People feel that marriage and entrepreneurship are poles apart; but that is not true. During the initial years, a startup is like a toddler and would require 24x7 care. You will be totally immersed with gruesome work pressure that you would not get time for your family. Once you decide to start your own business, you will not have time for your spouse and family, due to the long working hours, you would have to bring the work home, you might miss out on the growing years of your kids, and so on. “A venture is like a baby and once you decide to start a business, you cannot think of anything else. But family support is very important,” says Kanchan Yadav, Co-Founder and Director, GENPRO Technologies.
There is no point building a successful company if you have no family to share the success with. A successful company is not a replacement for a happy personal life. Imagine going to a family function alone with all the relatives enquiring about your spouse, and while you are juggling their questions with plausible answers, your spouse is busy preparing a business plan or attending a meeting with important clients. This is the condition most of the spouses of entrepreneurs go through. Not only is it frustrating, it takes the charm out of the whole point in getting married. Your family is no less important than your company, as it is your family which takes care of you when you are sick, not the company.
Generally the best time to start a venture is when you are straight out of the college; you don’t have any responsibilities for few years, and even if you don’t earn for some time it would be fine. But, once you are married you have an additional responsibility to take care of. “It depends on whether the spouse is also working. Every business has its ups and down, and if one person is salaried, it would act as a cushion for you till your venture becomes profitable. But like the two sides of a coin, it has its flip sides too. A working spouse would be used to working within specific times, would have limited responsibilities and might not be able to understand the pressure, the stress, the problems the entrepreneur is going through,” adds Kanchan.
But it would not entirely be a smooth sail without the support of your spouse and family. “To become a successful entrepreneur, you have to be a smart planner who plans the timing, both for family and work. If you do this perfectly, then no doubt you will be successful entrepreneur shortly. Your spouse and family will support you when you are undergoing work pressure, thus making you a great entrepreneur,” says Subrat Parida, CEO & Founder, Wallsys Info.
Once you are married, you should have a set of rules that you should never break; like not bringing the work home. You can look at things that can be cut short; like there is no point having a five to six hour long meeting, and not being able to come to a conclusion.
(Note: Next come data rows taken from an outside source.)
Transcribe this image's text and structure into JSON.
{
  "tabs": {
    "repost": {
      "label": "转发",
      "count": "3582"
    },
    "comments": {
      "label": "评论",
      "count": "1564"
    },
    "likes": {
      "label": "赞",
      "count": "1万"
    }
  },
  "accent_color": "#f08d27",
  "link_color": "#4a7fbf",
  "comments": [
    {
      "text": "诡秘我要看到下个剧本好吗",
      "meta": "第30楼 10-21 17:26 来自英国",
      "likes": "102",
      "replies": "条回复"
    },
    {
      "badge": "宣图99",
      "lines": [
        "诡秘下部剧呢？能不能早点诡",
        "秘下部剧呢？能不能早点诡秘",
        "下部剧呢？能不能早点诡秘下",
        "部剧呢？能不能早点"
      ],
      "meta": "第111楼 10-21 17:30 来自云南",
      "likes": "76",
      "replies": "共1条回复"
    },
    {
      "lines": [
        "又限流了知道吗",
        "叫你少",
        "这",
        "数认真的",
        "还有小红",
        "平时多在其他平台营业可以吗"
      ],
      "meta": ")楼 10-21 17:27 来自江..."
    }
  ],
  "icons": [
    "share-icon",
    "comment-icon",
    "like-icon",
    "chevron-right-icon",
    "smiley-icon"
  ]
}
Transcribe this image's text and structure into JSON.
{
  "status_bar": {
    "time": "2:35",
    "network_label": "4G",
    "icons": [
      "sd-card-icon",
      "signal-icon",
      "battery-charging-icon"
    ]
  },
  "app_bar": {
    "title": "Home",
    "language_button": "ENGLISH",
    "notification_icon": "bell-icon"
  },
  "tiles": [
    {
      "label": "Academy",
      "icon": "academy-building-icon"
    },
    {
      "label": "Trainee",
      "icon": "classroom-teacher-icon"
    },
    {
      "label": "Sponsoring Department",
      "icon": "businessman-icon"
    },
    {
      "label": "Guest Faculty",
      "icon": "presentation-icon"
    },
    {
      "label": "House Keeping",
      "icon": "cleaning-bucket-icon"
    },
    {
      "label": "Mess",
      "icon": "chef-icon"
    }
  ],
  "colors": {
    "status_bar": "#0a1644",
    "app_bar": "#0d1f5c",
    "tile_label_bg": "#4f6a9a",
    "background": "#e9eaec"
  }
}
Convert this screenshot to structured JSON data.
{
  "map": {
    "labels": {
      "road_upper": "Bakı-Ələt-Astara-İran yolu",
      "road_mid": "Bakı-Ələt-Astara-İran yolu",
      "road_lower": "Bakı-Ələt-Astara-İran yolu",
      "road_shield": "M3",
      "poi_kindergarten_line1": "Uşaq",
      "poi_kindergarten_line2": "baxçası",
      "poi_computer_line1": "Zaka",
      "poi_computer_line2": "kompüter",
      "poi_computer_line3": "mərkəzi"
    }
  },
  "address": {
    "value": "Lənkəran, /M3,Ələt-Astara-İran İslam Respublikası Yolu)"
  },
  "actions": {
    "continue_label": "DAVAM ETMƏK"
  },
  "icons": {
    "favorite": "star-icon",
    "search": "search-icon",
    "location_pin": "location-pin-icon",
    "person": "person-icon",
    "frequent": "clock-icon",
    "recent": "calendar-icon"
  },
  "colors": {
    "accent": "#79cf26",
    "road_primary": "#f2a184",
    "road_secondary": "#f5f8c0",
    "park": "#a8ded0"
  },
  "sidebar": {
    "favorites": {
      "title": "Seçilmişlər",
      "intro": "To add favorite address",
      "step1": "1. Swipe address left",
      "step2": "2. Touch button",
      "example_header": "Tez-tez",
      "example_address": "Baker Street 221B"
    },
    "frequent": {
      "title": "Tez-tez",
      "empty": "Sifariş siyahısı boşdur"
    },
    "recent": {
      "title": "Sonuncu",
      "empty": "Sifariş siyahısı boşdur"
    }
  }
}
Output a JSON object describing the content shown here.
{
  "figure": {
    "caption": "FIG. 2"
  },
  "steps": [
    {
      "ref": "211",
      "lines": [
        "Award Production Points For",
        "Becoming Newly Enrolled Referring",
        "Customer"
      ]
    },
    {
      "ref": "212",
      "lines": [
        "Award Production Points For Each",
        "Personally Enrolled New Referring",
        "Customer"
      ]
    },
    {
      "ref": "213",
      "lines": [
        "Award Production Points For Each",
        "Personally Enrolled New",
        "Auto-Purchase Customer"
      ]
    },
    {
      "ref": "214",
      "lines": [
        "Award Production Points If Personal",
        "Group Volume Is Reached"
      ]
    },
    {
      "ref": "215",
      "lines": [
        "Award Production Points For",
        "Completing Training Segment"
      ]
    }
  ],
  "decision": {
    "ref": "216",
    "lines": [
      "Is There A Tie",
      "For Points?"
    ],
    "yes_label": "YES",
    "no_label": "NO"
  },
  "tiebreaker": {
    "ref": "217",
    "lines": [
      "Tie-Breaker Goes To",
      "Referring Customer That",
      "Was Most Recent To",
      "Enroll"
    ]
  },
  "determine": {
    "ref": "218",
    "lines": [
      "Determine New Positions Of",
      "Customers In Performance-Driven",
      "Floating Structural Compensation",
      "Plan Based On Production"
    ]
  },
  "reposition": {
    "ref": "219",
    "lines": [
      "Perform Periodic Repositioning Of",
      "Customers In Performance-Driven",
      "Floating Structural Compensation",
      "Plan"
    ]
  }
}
Try to keep the meetings short, crisp, and to the point. Try to cut down on the travel and try video conference. If it is a travel that you just can’t avoid, then see if you can take your family along; atleast you can spend the travel time with them, and after the meeting is done, you can take a few days off and devote your full time to your family. “Once you are married you have someone to share your problems with. You can discuss the happenings openly with your partner,” says Baranikumar S, Founder & CEO, Mobiwhiz Technologies.
You are lucky if your spouse shares the same vision and even more, if he or she is the co-founder of the company. There are many companies which have been founded by married couples: Cisco Systems was founded by Len Bosack and Sandy Lerner; VMware was founded by Diane Greene and Mendel Rodenblum, Bebo was founded by Michael and Xochi Birch; Campfire labs which is co-founded by Naveen Koorkula and Sakina Arsiwala; babyoye.com which is co-founded by Sanjay Nadkarni and Arunima Singhdeo; and many others
Your spouse should be understanding enough to see the entrepreneurial fire in your eyes. “I got married while I was working, but I took the decision to quit my job and start Mobiwhiz. I try to keep a distance between work and home. I am very particular on never to bring the office work to home and try to take out time for my family,” adds Baranikumar.
So does the marital status make a difference especially for women entrepreneurs while approaching investors? “Not really. I don’t see any gender issue with most professional funds. The business and revenue models and the entrepreneur’s passion is what really counts. Of course the funds want to know your long term game plan and the fact that you will stick on to the venture for atleast five to seven years. To a women entrepreneur, the investors might ask a few questions on the long term plans, family dynamics, which I believe are fully justified,” says Nidhi Saxena, President & CEO, Karmic Lifesciences.
Thus, being an entrepreneur has its own set of problems, but if your spouse and your family is supportive, they will stick with you come rain or draught. Though you would be occupied with a lot of work, it is important that you take out time for your spouse and make sure that the entrepreneurial status does not take a toll on your family life.